Ted Kennedy once said;
the dream is flitting by,
and very close to dead.
Now we're kept awake
by nightmares in which we
fall downward, and forsake
the up mobility,
the bright-eyed cause for which
the hope must yet endure,
not only for the rich,
but no less for the poor.
Only if we seek
to find, and do not yield,
and strongly serve the weak
and sick who aren't yet healed,
can we succeed: so strive
to see Ted's dream fulfilled,
and make it come alive,
by nightmares never killed.
Ted Kennedy, who died on August 25, 2009, ended his speech to the Democratic Convention in 1980 with these words:
And may it be said of us, both in dark passages and in bright days, in the words of Tennyson that my brothers quoted and loved, and that have special meaning for me now:
"I am a part of all that I have met
To [Tho] much is taken, much abides
That which we are, we are--
One equal temper of heroic hearts

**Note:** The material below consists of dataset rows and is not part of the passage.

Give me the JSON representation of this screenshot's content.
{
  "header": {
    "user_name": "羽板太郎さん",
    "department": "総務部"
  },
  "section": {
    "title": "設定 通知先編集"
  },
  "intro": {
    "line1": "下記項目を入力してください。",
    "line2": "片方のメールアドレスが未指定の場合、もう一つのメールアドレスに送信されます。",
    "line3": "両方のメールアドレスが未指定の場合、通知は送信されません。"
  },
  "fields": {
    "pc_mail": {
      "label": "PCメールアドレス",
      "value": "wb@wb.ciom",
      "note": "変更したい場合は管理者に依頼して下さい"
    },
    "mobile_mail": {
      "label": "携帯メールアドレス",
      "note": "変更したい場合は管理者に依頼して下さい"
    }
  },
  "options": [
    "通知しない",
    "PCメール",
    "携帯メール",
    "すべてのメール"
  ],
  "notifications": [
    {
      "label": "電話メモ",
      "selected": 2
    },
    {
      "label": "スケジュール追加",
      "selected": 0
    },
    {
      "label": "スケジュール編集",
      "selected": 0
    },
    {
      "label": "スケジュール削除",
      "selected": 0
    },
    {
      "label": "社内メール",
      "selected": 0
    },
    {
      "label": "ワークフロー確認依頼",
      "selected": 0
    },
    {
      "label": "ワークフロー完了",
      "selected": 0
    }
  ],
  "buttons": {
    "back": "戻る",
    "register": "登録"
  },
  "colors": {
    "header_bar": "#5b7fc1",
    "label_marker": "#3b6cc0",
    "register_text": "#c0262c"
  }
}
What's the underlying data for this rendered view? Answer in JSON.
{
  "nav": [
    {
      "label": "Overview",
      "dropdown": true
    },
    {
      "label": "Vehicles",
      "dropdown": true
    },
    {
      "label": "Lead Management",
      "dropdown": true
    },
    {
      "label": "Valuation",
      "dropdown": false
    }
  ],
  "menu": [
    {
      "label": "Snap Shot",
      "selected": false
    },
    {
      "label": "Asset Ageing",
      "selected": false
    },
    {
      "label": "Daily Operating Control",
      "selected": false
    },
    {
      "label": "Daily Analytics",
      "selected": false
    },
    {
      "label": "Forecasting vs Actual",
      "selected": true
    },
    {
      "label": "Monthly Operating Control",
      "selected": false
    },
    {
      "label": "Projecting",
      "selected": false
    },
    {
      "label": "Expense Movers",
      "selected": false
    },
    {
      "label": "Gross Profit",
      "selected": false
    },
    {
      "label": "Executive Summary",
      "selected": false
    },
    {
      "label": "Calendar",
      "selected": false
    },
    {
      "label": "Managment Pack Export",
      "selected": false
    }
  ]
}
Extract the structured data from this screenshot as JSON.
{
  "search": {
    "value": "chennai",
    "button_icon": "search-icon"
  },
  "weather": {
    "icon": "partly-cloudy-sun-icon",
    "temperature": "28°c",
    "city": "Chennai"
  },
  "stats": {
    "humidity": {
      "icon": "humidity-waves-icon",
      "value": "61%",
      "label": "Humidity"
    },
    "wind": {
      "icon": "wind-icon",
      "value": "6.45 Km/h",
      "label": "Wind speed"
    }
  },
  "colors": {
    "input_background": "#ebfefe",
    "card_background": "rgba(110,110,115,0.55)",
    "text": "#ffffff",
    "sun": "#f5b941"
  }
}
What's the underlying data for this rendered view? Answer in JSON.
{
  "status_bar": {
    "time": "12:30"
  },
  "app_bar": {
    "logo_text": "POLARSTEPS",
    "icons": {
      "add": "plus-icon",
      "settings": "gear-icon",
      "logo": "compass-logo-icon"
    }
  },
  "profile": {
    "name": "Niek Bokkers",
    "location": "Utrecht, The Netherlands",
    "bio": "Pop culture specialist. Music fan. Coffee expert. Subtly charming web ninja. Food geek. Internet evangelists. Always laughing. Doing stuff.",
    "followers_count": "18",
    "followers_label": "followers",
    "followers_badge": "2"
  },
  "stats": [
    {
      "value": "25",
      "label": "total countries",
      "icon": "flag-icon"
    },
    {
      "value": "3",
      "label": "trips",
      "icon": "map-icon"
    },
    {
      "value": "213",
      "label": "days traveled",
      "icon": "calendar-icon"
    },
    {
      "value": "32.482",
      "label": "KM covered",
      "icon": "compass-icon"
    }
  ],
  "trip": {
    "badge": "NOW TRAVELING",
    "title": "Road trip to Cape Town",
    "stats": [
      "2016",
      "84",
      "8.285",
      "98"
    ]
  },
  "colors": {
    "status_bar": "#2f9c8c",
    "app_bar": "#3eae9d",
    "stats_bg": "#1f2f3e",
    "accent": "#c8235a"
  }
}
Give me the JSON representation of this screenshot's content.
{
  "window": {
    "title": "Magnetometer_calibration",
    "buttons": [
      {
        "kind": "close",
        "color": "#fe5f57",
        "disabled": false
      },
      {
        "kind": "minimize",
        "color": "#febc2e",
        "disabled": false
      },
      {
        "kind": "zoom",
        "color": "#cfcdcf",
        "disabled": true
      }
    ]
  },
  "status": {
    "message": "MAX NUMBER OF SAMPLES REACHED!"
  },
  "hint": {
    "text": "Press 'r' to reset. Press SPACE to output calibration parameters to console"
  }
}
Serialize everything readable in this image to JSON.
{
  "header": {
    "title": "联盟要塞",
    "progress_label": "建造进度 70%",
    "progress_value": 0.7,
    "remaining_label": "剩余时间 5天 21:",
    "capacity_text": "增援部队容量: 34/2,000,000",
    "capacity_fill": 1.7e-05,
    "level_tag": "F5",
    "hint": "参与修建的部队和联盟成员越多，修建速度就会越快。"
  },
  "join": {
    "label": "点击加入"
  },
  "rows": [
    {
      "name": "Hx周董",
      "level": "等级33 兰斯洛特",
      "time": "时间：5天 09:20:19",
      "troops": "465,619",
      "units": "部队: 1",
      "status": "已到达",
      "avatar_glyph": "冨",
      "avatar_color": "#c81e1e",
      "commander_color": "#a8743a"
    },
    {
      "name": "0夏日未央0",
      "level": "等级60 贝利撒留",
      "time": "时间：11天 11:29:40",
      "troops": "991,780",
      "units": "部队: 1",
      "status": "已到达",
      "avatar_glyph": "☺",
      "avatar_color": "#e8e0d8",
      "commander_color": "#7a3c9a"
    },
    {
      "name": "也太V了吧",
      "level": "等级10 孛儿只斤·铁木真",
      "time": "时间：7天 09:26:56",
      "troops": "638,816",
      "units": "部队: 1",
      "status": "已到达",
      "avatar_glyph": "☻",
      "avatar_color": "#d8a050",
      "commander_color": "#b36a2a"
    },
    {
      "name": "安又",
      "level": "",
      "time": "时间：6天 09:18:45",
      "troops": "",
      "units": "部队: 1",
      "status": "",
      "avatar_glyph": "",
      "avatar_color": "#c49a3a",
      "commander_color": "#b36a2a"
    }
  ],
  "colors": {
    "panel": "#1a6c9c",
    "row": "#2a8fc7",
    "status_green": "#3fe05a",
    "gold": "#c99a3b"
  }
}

Strong in will
To strive, to seek, to find, and not to yield."
For me, a few hours ago, this campaign came to an end.
For all those whose cares have been our concern, the work goes on, the cause endures, the hope still lives, and the dream shall never die.
In her tribute to Ted Kennedy in the Huffington Post Ariana Huffington wrote:
"Something died in America," said civil rights leader Rep. John Lewis of Robert F. Kennedy's untimely death. "Something died within all of us." Watching the snippets of Ted Kennedy's speeches playing again and again on cable and online reminds us of something else that has died in America: the national conversation about what the Bible calls "the least among us." It's been missing for a while. Kennedy's passing reminds us how much we need to revive it -- and make it central to the political debate. For over four decades, Kennedy, in his words and his actions, forced us to question how we, as a nation, were treating the poor, the forgotten, the working families struggling to make ends meet. He gave voice to the voiceless, refusing to let us forget about their plight...."The dream shall never die," Kennedy famously said in 1980. But the ranks of the poor have grown to over 38 million. And downward mobility--the antithesis of the American Dream--has become reality for hundreds of thousands of middle class families. We need to make sure that the focus on them, revived via the retrospectives on Ted Kennedy's work and words, doesn't fade away as soon as the tributes are over.